Females are large deepsea anglerfishes (Suborder Ceratioidei) with a long, streamlined body covered in small, close-set spinules, and an extremely long ‘fishing rod’ tipped with a bioluminescent lure (esca).

The first dorsal-fin spine (illicium) emerges from the tip of the snout and is equal to or much longer than the body in length. The tiny males are free-living, and are not parasitic on the much larger females.

Cite this page as:
Dianne J. Bray, Whipnose Anglers, GIGANTACTINIDAE in Fishes of Australia, accessed 14 Jun 2024,

More Info

Family Taxonomy

Family with 2 genera and more than 20 species.

Family Distribution

Worldwide in all oceans; bathypelagic usually at 1000-2500 m or deeper.

Family Description

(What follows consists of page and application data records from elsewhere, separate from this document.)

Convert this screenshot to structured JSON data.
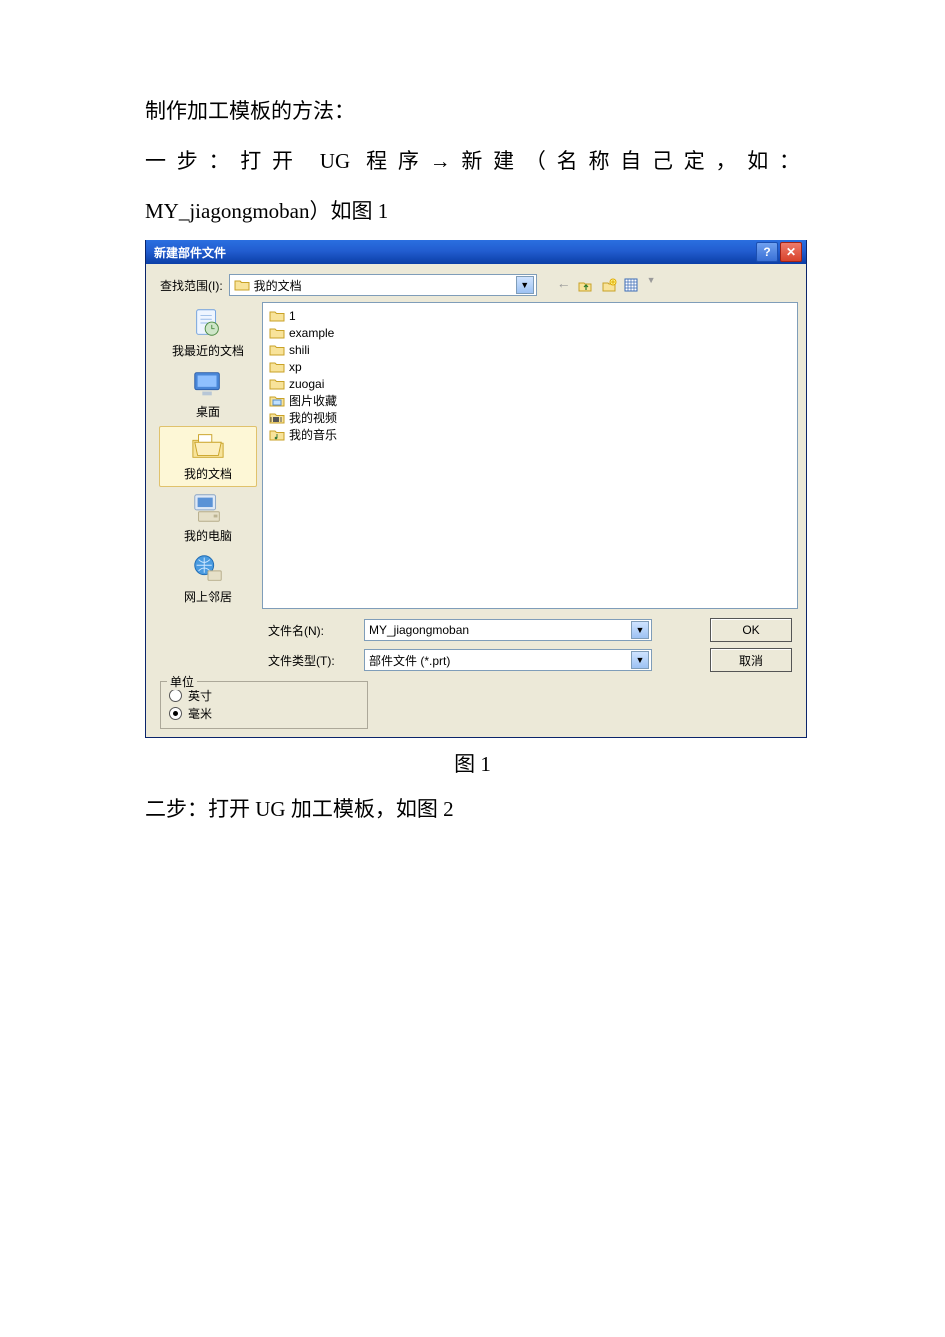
{
  "doc": {
    "heading": "制作加工模板的方法：",
    "step1a": "一步：打开 UG 程序→新建（名称自己定，如：",
    "step1b": "MY_jiagongmoban）如图 1",
    "caption1": "图 1",
    "step2": "二步：打开 UG 加工模板，如图 2"
  },
  "dialog": {
    "title": "新建部件文件",
    "lookin_label": "查找范围(I):",
    "lookin_value": "我的文档",
    "places": {
      "recent": "我最近的文档",
      "desktop": "桌面",
      "mydocs": "我的文档",
      "mycomp": "我的电脑",
      "network": "网上邻居"
    },
    "files": [
      {
        "icon": "folder",
        "name": "1"
      },
      {
        "icon": "folder",
        "name": "example"
      },
      {
        "icon": "folder",
        "name": "shili"
      },
      {
        "icon": "folder",
        "name": "xp"
      },
      {
        "icon": "folder",
        "name": "zuogai"
      },
      {
        "icon": "picfolder",
        "name": "图片收藏"
      },
      {
        "icon": "vidfolder",
        "name": "我的视频"
      },
      {
        "icon": "musfolder",
        "name": "我的音乐"
      }
    ],
    "filename_label": "文件名(N):",
    "filename_value": "MY_jiagongmoban",
    "filetype_label": "文件类型(T):",
    "filetype_value": "部件文件 (*.prt)",
    "ok": "OK",
    "cancel": "取消",
    "units_legend": "单位",
    "unit_inch": "英寸",
    "unit_mm": "毫米"
  }
}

Females: body very elongate, relatively streamlined, head rather small, caudal peduncle long, slender; mouth inferior, upper jaw jutting beyond lower jaw; illicium greatly prolonged, up to 4 times body length, tipped with biolumiescent esca; 5 radial bones at base of pectoral finrays, pelvic fins absent. 
Males free-living, not parasitic on females, with minute eyes, large olfactory organs, anterior nostrils close together and opening anteriorly, degenerate premaxillae, no jaw teeth, denticular teeth all or nearly all mutually free (upper 3-6, rarely 2, and lower 4-7, rarely 3), single head on hyomandibular bone, 6 (rarely 7) branchiostegal rays, 5 pectoral radials and no pelvic bones.

Family Size

Among the largest known ceratioid anglerfishes - females to 410 mm SL, males to 22 mm.

Family Colour

The females are readily distinguished from those of the other ten families of the suborder by having an elongate streamlined shape, a relatively small head and slender caudal peduncle, five pectoral radials, and a greatly prolonged illicium that reaches a length between one and four times standard length.

Family Feeding

Voracious carnivores that reportedly feed on squid and crustaceans.

Family Reproduction

Although the larvae closely resemble those of antennariids (shallow water anglerfishes), they have larger pectoral fins, a single cephalic spine and the illicium in females develops early during preflexion (during flexion stage in antennariids).

Family Commercial

Of no commercial importance.

Family Remarks

Whipnose anglerfishes may use their esca to lure prey living near the bottom, and may be capable of swimming upside down. All species have been treated in Pietsch (2009).


Dianne J. Bray


Bertelsen, E. 1951. The ceratioid fishes. Ontogeny, taxonomy, distribution and biology. Dana Rept. 39: 276 pp.

Bertelsen, E., T.W. Pietsch & R.J. Lavenberg. 1981. Ceratioid anglerfishes of the family Gigantactinidae: Morphology, systematics, and distribution. Nat. Hist. Mus. L. A. Co., Contri. Sci. 332, vi , 74 pp.

Bertelsen, E. & T.W. Pietsch. 1998. Revision of the deepsea anglerfish genus Rhynchactis Regan (Lophiiformes: Gigantactinidae), with descriptions of two new species. Copeia 1998(3): 583-590.

Moore, J.A. 2002. Upside-Down Swimming Behaviour in a Whipnose Anglerfish (Teleost: Ceratioidei: Gigantactinidae). Copeia 2002(4): 1144-1146.

Pietsch, T.W. 1999. Gigantactinidae. Whipnose anglerfishes (deepsea anglerfishes. P. 2036, In Carpenter, K.E. & V.H. Niem. Species identification guide for fisheries purposes. The living marine resources of the western central Pacific. Batoid fishes, chimeras and bony fishes. Part 1 (Elopidae to Linophrynidae). FAO, Rome.

Pietsch, T.W. 2005. Dimorphism, parasitism, and sex revisited: modes of reproduction among deep-sea ceratioid anglerfishes (Teleostei: Lophiiformes). Ichthyol. Res. 52: 207-236.

Pietsch, T.W. 2009. Oceanic Anglerfishes: Extraordinary Diversity in the Deep Sea. University of California press, 576 pp.

Pietsch, T.W. & Kenaley, C.P. 2005. Gigantactinidae. Whipnose seadevils. Version 06 November 2005 (under construction). in The Tree of Life Web Project,